**PROVIDED INFORMATION**.
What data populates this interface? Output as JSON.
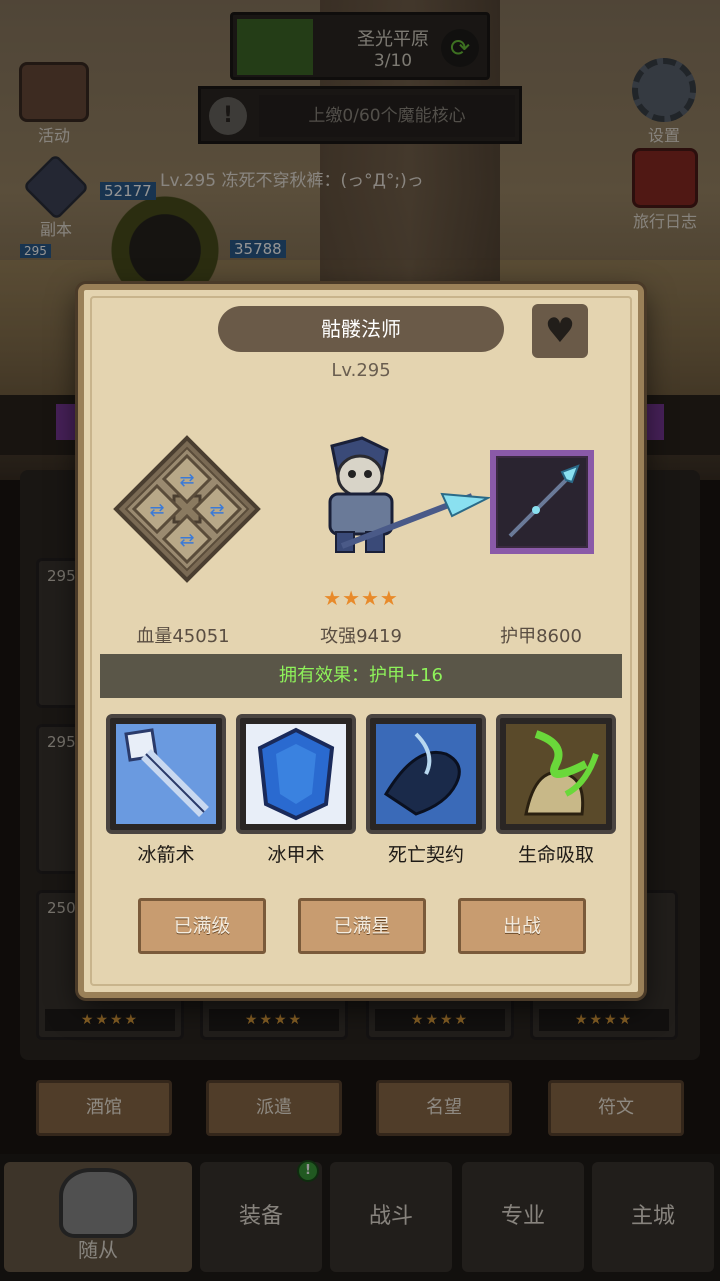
{
  "stage": {
    "name": "圣光平原",
    "progress_text": "3/10",
    "progress_fraction": 0.3,
    "refresh_icon": "refresh-icon"
  },
  "quest": {
    "text": "上缴0/60个魔能核心",
    "icon": "alert-icon"
  },
  "side_buttons": {
    "activity": "活动",
    "dungeon": "副本",
    "settings": "设置",
    "journal": "旅行日志"
  },
  "chat": {
    "line": "Lv.295 冻死不穿秋裤：(っ°Д°;)っ"
  },
  "hp_tags": {
    "a": "52177",
    "b": "35788",
    "c": "295"
  },
  "hero_cards": [
    {
      "lv": "295",
      "stars": "★★★★"
    },
    {
      "lv": "295",
      "stars": "★★★★"
    },
    {
      "lv": "250",
      "stars": "★★★★"
    },
    {
      "lv": "",
      "stars": "★★★★"
    },
    {
      "lv": "",
      "stars": "★★★★"
    },
    {
      "lv": "",
      "stars": "★★★★"
    }
  ],
  "mid_buttons": [
    "酒馆",
    "派遣",
    "名望",
    "符文"
  ],
  "nav": {
    "followers": "随从",
    "equipment": "装备",
    "battle": "战斗",
    "profession": "专业",
    "main_city": "主城",
    "badge": "!"
  },
  "modal": {
    "title": "骷髅法师",
    "level": "Lv.295",
    "stars": "★★★★",
    "star_count": 4,
    "stats": {
      "hp": "血量45051",
      "attack": "攻强9419",
      "armor": "护甲8600"
    },
    "effect": "拥有效果：护甲+16",
    "skills": [
      {
        "name": "冰箭术",
        "icon": "ice-arrow-icon"
      },
      {
        "name": "冰甲术",
        "icon": "ice-armor-icon"
      },
      {
        "name": "死亡契约",
        "icon": "death-pact-icon"
      },
      {
        "name": "生命吸取",
        "icon": "life-drain-icon"
      }
    ],
    "buttons": {
      "max_level": "已满级",
      "max_star": "已满星",
      "deploy": "出战"
    }
  },
  "colors": {
    "effect_text": "#8ef25a",
    "star": "#e88a2a",
    "weapon_frame": "#8a5aa8"
  }
}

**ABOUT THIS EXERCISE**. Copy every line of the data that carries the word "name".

**ANSWER**.
    "name": "圣光平原",
        "name": "冰箭术",
        "name": "冰甲术",
        "name": "死亡契约",
        "name": "生命吸取",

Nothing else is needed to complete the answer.